Lin Yutang dedicated this work to his third daughter, Xiangru (Hsiang Ju). The third character in the second line of the poem, xiang, corresponds to the first character of his daughter's given name; Lin cleverly personalized his gift by replacing the matching third character of the first line in the original poem, nai, with the second character of her name, ru, thus embedding her name within the fabric of the couplet. Lin's ingenious tampering with a well-known text shows the playfulness in his personality and his affectionate thoughtfulness for family members.
Inscription: Artist’s inscription and signature (3 columns in semi-cursive script)[1]

No matter what, flowers die.
As if they once knew me, swallows return.

In the winter of the wushen year [1968], [Lin] Yutang wrote this for Xiangru [Hsiang Ju Lin].

無可如何花落去,
似曾相識燕歸來。

戊申冬日語堂贈相如。

Artist’s seal

Lin Yutang 林語堂

[1] Documentation from Shi-yee Liu, Straddling East and West: Lin Yutang, A Modern Literatus: The Lin Yutang Family Collection of Chinese Painting and Calligraphy, New York: The Metropolitan Museum of Art, 2007, no. 3, p. 29.
New York. The Metropolitan Museum of Art. "Bridging East and West: The Chinese Diaspora and Lin Yutang," September 15, 2007–February 10, 2008.

Related Objects

The Pond-Bamboo Dwelling

Artist: Lin Yutang (Chinese, 1895–1976) Date: dated 1958 Medium: Album leaf; ink on paper Accession: 2005.509.17 On view in:Not on view

On Man and Nature

Artist: Lin Yutang (Chinese, 1895–1976) Date: dated 1971–1972 Medium: Album leaf; ink on paper Accession: 2005.509.19 On view in:Not on view

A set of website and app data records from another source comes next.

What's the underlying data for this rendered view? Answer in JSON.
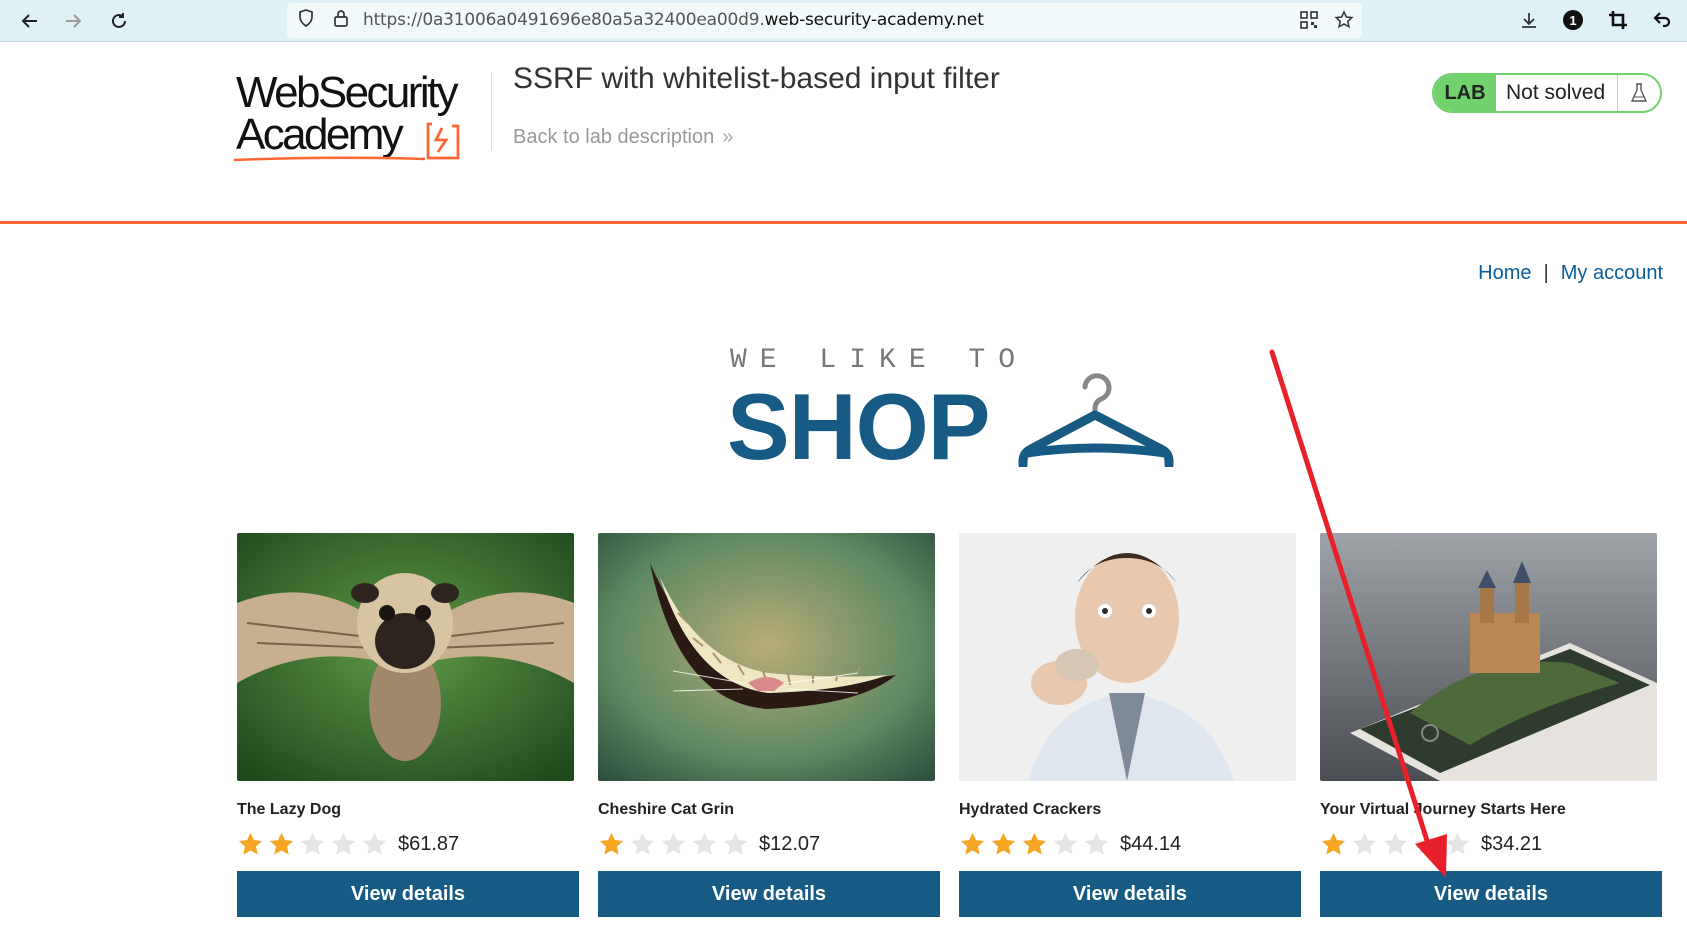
{
  "browser": {
    "url_prefix": "https://0a31006a0491696e80a5a32400ea00d9.",
    "url_host": "web-security-academy.net",
    "profile_badge": "1"
  },
  "lab": {
    "logo_line1": "WebSecurity",
    "logo_line2": "Academy",
    "title": "SSRF with whitelist-based input filter",
    "back_link": "Back to lab description",
    "badge": "LAB",
    "status": "Not solved"
  },
  "nav": {
    "home": "Home",
    "separator": "|",
    "my_account": "My account"
  },
  "banner": {
    "tagline": "WE LIKE TO",
    "headline": "SHOP"
  },
  "products": [
    {
      "name": "The Lazy Dog",
      "rating": 2,
      "max_rating": 5,
      "price": "$61.87",
      "button": "View details"
    },
    {
      "name": "Cheshire Cat Grin",
      "rating": 1,
      "max_rating": 5,
      "price": "$12.07",
      "button": "View details"
    },
    {
      "name": "Hydrated Crackers",
      "rating": 3,
      "max_rating": 5,
      "price": "$44.14",
      "button": "View details"
    },
    {
      "name": "Your Virtual Journey Starts Here",
      "rating": 1,
      "max_rating": 5,
      "price": "$34.21",
      "button": "View details"
    }
  ],
  "colors": {
    "brand_blue": "#175a84",
    "accent_orange": "#ff6633",
    "lab_green": "#70d16d",
    "link_blue": "#0a5e9c",
    "star_gold": "#f5a623",
    "annotation_red": "#e8202a"
  }
}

Ci Poem by Su Shi

Artist: Lin Yutang (Chinese, 1895–1976) Date: dated 1968 Medium: Album leaf; ink on paper Accession: 2005.509.18 On view in:Not on view